### WHAT TO PRODUCE:
Copy the records below in full, changing no character.

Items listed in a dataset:
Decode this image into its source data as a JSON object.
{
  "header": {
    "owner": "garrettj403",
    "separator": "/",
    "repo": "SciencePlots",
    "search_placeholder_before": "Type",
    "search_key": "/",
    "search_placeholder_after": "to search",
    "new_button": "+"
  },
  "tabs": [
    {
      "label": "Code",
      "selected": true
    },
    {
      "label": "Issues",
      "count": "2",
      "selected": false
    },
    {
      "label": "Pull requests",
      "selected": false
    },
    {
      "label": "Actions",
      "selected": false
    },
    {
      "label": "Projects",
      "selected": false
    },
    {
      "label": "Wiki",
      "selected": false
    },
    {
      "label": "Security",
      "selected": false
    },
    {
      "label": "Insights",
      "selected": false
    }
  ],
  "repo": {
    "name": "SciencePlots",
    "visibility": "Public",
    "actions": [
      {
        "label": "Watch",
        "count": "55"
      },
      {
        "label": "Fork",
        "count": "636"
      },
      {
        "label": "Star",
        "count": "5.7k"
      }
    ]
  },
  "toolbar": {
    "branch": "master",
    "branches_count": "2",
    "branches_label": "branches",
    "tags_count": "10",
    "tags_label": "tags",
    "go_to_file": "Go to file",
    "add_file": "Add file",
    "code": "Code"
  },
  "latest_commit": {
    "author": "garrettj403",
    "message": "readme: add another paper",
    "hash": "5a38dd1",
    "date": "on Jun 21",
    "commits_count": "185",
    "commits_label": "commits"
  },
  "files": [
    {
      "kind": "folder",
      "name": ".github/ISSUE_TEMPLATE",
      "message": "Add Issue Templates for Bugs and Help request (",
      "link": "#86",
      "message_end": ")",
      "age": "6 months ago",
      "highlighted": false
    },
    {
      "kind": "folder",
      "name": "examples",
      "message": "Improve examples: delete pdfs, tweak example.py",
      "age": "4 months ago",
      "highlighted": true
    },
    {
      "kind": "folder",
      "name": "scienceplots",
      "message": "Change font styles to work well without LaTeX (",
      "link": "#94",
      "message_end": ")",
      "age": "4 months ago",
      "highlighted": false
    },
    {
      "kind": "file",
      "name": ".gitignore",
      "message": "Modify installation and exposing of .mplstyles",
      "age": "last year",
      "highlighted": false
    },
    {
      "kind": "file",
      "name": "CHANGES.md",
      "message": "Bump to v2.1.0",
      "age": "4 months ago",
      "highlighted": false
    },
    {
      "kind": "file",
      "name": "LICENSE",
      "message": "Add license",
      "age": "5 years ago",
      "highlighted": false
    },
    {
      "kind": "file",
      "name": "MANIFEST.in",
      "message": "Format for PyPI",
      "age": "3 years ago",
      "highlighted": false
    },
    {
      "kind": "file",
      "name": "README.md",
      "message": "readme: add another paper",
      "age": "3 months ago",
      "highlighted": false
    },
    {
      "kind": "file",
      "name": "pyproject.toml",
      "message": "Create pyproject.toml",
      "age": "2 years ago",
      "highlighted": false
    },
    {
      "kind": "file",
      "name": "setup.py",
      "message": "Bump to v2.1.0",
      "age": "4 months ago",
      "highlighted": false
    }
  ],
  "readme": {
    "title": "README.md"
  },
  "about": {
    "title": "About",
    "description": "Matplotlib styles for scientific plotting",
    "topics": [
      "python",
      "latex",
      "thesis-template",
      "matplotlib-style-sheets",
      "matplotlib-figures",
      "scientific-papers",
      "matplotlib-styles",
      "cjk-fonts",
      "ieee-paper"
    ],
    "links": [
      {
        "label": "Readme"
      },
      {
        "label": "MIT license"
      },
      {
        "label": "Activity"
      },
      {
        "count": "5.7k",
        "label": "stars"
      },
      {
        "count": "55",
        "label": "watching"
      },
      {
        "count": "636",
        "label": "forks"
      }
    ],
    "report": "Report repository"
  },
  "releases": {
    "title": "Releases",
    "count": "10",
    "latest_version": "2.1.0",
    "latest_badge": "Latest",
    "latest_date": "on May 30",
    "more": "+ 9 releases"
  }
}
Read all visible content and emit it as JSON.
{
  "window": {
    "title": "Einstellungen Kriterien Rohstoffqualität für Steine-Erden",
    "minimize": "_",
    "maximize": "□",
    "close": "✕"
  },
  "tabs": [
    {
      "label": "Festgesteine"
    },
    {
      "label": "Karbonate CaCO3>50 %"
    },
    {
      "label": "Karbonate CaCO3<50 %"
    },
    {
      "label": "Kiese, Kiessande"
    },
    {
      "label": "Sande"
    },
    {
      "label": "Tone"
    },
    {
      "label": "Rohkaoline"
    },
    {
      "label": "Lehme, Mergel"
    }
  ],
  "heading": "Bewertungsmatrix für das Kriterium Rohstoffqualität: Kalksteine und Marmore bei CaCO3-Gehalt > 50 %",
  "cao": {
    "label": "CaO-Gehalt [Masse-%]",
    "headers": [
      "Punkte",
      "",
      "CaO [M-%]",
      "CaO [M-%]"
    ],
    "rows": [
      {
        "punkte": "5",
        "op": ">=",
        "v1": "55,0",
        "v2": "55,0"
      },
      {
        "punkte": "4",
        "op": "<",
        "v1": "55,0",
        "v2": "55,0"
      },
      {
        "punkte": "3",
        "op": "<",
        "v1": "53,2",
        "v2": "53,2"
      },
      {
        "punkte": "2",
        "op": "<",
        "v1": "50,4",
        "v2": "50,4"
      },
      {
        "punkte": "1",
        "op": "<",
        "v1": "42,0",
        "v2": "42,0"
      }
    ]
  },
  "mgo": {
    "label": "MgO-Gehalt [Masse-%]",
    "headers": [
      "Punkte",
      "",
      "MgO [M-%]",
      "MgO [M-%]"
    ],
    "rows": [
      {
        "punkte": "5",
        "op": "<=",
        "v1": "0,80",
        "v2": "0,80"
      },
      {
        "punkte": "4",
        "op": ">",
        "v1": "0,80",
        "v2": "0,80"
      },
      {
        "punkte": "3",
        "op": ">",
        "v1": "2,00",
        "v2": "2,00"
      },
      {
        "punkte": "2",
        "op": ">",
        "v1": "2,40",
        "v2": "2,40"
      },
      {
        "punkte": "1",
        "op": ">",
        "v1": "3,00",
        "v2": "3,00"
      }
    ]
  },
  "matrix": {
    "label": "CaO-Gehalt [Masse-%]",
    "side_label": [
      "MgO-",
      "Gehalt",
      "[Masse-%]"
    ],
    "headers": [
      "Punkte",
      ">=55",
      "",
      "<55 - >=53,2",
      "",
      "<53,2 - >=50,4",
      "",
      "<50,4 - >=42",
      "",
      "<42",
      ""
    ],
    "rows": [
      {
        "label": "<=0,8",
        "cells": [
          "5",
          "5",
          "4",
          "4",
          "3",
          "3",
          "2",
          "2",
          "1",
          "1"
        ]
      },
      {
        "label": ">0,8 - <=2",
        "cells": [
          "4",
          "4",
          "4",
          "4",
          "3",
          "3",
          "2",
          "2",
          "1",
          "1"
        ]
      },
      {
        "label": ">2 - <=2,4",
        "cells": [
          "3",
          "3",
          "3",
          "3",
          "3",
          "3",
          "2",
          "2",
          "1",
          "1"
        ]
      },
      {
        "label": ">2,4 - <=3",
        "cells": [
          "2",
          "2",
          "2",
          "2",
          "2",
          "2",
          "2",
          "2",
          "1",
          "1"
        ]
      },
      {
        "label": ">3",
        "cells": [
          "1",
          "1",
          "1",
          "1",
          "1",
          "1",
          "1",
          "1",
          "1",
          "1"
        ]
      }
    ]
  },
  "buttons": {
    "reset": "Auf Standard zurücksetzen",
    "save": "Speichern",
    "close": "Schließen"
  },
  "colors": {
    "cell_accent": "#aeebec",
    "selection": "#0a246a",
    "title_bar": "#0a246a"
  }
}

### WRITTEN RESPONSE:
Decode this image into its source data as a JSON object.
{
  "header": {
    "owner": "garrettj403",
    "separator": "/",
    "repo": "SciencePlots",
    "search_placeholder_before": "Type",
    "search_key": "/",
    "search_placeholder_after": "to search",
    "new_button": "+"
  },
  "tabs": [
    {
      "label": "Code",
      "selected": true
    },
    {
      "label": "Issues",
      "count": "2",
      "selected": false
    },
    {
      "label": "Pull requests",
      "selected": false
    },
    {
      "label": "Actions",
      "selected": false
    },
    {
      "label": "Projects",
      "selected": false
    },
    {
      "label": "Wiki",
      "selected": false
    },
    {
      "label": "Security",
      "selected": false
    },
    {
      "label": "Insights",
      "selected": false
    }
  ],
  "repo": {
    "name": "SciencePlots",
    "visibility": "Public",
    "actions": [
      {
        "label": "Watch",
        "count": "55"
      },
      {
        "label": "Fork",
        "count": "636"
      },
      {
        "label": "Star",
        "count": "5.7k"
      }
    ]
  },
  "toolbar": {
    "branch": "master",
    "branches_count": "2",
    "branches_label": "branches",
    "tags_count": "10",
    "tags_label": "tags",
    "go_to_file": "Go to file",
    "add_file": "Add file",
    "code": "Code"
  },
  "latest_commit": {
    "author": "garrettj403",
    "message": "readme: add another paper",
    "hash": "5a38dd1",
    "date": "on Jun 21",
    "commits_count": "185",
    "commits_label": "commits"
  },
  "files": [
    {
      "kind": "folder",
      "name": ".github/ISSUE_TEMPLATE",
      "message": "Add Issue Templates for Bugs and Help request (",
      "link": "#86",
      "message_end": ")",
      "age": "6 months ago",
      "highlighted": false
    },
    {
      "kind": "folder",
      "name": "examples",
      "message": "Improve examples: delete pdfs, tweak example.py",
      "age": "4 months ago",
      "highlighted": true
    },
    {
      "kind": "folder",
      "name": "scienceplots",
      "message": "Change font styles to work well without LaTeX (",
      "link": "#94",
      "message_end": ")",
      "age": "4 months ago",
      "highlighted": false
    },
    {
      "kind": "file",
      "name": ".gitignore",
      "message": "Modify installation and exposing of .mplstyles",
      "age": "last year",
      "highlighted": false
    },
    {
      "kind": "file",
      "name": "CHANGES.md",
      "message": "Bump to v2.1.0",
      "age": "4 months ago",
      "highlighted": false
    },
    {
      "kind": "file",
      "name": "LICENSE",
      "message": "Add license",
      "age": "5 years ago",
      "highlighted": false
    },
    {
      "kind": "file",
      "name": "MANIFEST.in",
      "message": "Format for PyPI",
      "age": "3 years ago",
      "highlighted": false
    },
    {
      "kind": "file",
      "name": "README.md",
      "message": "readme: add another paper",
      "age": "3 months ago",
      "highlighted": false
    },
    {
      "kind": "file",
      "name": "pyproject.toml",
      "message": "Create pyproject.toml",
      "age": "2 years ago",
      "highlighted": false
    },
    {
      "kind": "file",
      "name": "setup.py",
      "message": "Bump to v2.1.0",
      "age": "4 months ago",
      "highlighted": false
    }
  ],
  "readme": {
    "title": "README.md"
  },
  "about": {
    "title": "About",
    "description": "Matplotlib styles for scientific plotting",
    "topics": [
      "python",
      "latex",
      "thesis-template",
      "matplotlib-style-sheets",
      "matplotlib-figures",
      "scientific-papers",
      "matplotlib-styles",
      "cjk-fonts",
      "ieee-paper"
    ],
    "links": [
      {
        "label": "Readme"
      },
      {
        "label": "MIT license"
      },
      {
        "label": "Activity"
      },
      {
        "count": "5.7k",
        "label": "stars"
      },
      {
        "count": "55",
        "label": "watching"
      },
      {
        "count": "636",
        "label": "forks"
      }
    ],
    "report": "Report repository"
  },
  "releases": {
    "title": "Releases",
    "count": "10",
    "latest_version": "2.1.0",
    "latest_badge": "Latest",
    "latest_date": "on May 30",
    "more": "+ 9 releases"
  }
}
Read all visible content and emit it as JSON.
{
  "window": {
    "title": "Einstellungen Kriterien Rohstoffqualität für Steine-Erden",
    "minimize": "_",
    "maximize": "□",
    "close": "✕"
  },
  "tabs": [
    {
      "label": "Festgesteine"
    },
    {
      "label": "Karbonate CaCO3>50 %"
    },
    {
      "label": "Karbonate CaCO3<50 %"
    },
    {
      "label": "Kiese, Kiessande"
    },
    {
      "label": "Sande"
    },
    {
      "label": "Tone"
    },
    {
      "label": "Rohkaoline"
    },
    {
      "label": "Lehme, Mergel"
    }
  ],
  "heading": "Bewertungsmatrix für das Kriterium Rohstoffqualität: Kalksteine und Marmore bei CaCO3-Gehalt > 50 %",
  "cao": {
    "label": "CaO-Gehalt [Masse-%]",
    "headers": [
      "Punkte",
      "",
      "CaO [M-%]",
      "CaO [M-%]"
    ],
    "rows": [
      {
        "punkte": "5",
        "op": ">=",
        "v1": "55,0",
        "v2": "55,0"
      },
      {
        "punkte": "4",
        "op": "<",
        "v1": "55,0",
        "v2": "55,0"
      },
      {
        "punkte": "3",
        "op": "<",
        "v1": "53,2",
        "v2": "53,2"
      },
      {
        "punkte": "2",
        "op": "<",
        "v1": "50,4",
        "v2": "50,4"
      },
      {
        "punkte": "1",
        "op": "<",
        "v1": "42,0",
        "v2": "42,0"
      }
    ]
  },
  "mgo": {
    "label": "MgO-Gehalt [Masse-%]",
    "headers": [
      "Punkte",
      "",
      "MgO [M-%]",
      "MgO [M-%]"
    ],
    "rows": [
      {
        "punkte": "5",
        "op": "<=",
        "v1": "0,80",
        "v2": "0,80"
      },
      {
        "punkte": "4",
        "op": ">",
        "v1": "0,80",
        "v2": "0,80"
      },
      {
        "punkte": "3",
        "op": ">",
        "v1": "2,00",
        "v2": "2,00"
      },
      {
        "punkte": "2",
        "op": ">",
        "v1": "2,40",
        "v2": "2,40"
      },
      {
        "punkte": "1",
        "op": ">",
        "v1": "3,00",
        "v2": "3,00"
      }
    ]
  },
  "matrix": {
    "label": "CaO-Gehalt [Masse-%]",
    "side_label": [
      "MgO-",
      "Gehalt",
      "[Masse-%]"
    ],
    "headers": [
      "Punkte",
      ">=55",
      "",
      "<55 - >=53,2",
      "",
      "<53,2 - >=50,4",
      "",
      "<50,4 - >=42",
      "",
      "<42",
      ""
    ],
    "rows": [
      {
        "label": "<=0,8",
        "cells": [
          "5",
          "5",
          "4",
          "4",
          "3",
          "3",
          "2",
          "2",
          "1",
          "1"
        ]
      },
      {
        "label": ">0,8 - <=2",
        "cells": [
          "4",
          "4",
          "4",
          "4",
          "3",
          "3",
          "2",
          "2",
          "1",
          "1"
        ]
      },
      {
        "label": ">2 - <=2,4",
        "cells": [
          "3",
          "3",
          "3",
          "3",
          "3",
          "3",
          "2",
          "2",
          "1",
          "1"
        ]
      },
      {
        "label": ">2,4 - <=3",
        "cells": [
          "2",
          "2",
          "2",
          "2",
          "2",
          "2",
          "2",
          "2",
          "1",
          "1"
        ]
      },
      {
        "label": ">3",
        "cells": [
          "1",
          "1",
          "1",
          "1",
          "1",
          "1",
          "1",
          "1",
          "1",
          "1"
        ]
      }
    ]
  },
  "buttons": {
    "reset": "Auf Standard zurücksetzen",
    "save": "Speichern",
    "close": "Schließen"
  },
  "colors": {
    "cell_accent": "#aeebec",
    "selection": "#0a246a",
    "title_bar": "#0a246a"
  }
}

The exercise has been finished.